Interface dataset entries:
>>>>>
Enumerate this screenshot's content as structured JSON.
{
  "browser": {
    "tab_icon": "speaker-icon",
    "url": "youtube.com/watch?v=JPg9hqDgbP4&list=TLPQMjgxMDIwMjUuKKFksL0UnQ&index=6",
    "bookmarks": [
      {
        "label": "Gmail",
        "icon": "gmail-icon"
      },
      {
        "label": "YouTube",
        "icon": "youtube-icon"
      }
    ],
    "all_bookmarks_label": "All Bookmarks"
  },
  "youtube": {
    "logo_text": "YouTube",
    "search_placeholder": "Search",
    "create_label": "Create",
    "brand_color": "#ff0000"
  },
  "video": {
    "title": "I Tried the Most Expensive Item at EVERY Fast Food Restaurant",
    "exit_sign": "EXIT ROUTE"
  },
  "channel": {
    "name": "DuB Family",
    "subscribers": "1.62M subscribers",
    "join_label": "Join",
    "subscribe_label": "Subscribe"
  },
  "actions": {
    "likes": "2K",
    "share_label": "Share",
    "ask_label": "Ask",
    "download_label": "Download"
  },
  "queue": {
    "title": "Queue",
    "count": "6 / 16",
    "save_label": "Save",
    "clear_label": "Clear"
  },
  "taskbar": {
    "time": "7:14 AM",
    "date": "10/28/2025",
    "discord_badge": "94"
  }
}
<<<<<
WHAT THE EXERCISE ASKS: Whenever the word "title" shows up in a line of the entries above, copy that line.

REPLY TO THE EXERCISE:
    "title": "I Tried the Most Expensive Item at EVERY Fast Food Restaurant",
    "title": "Queue",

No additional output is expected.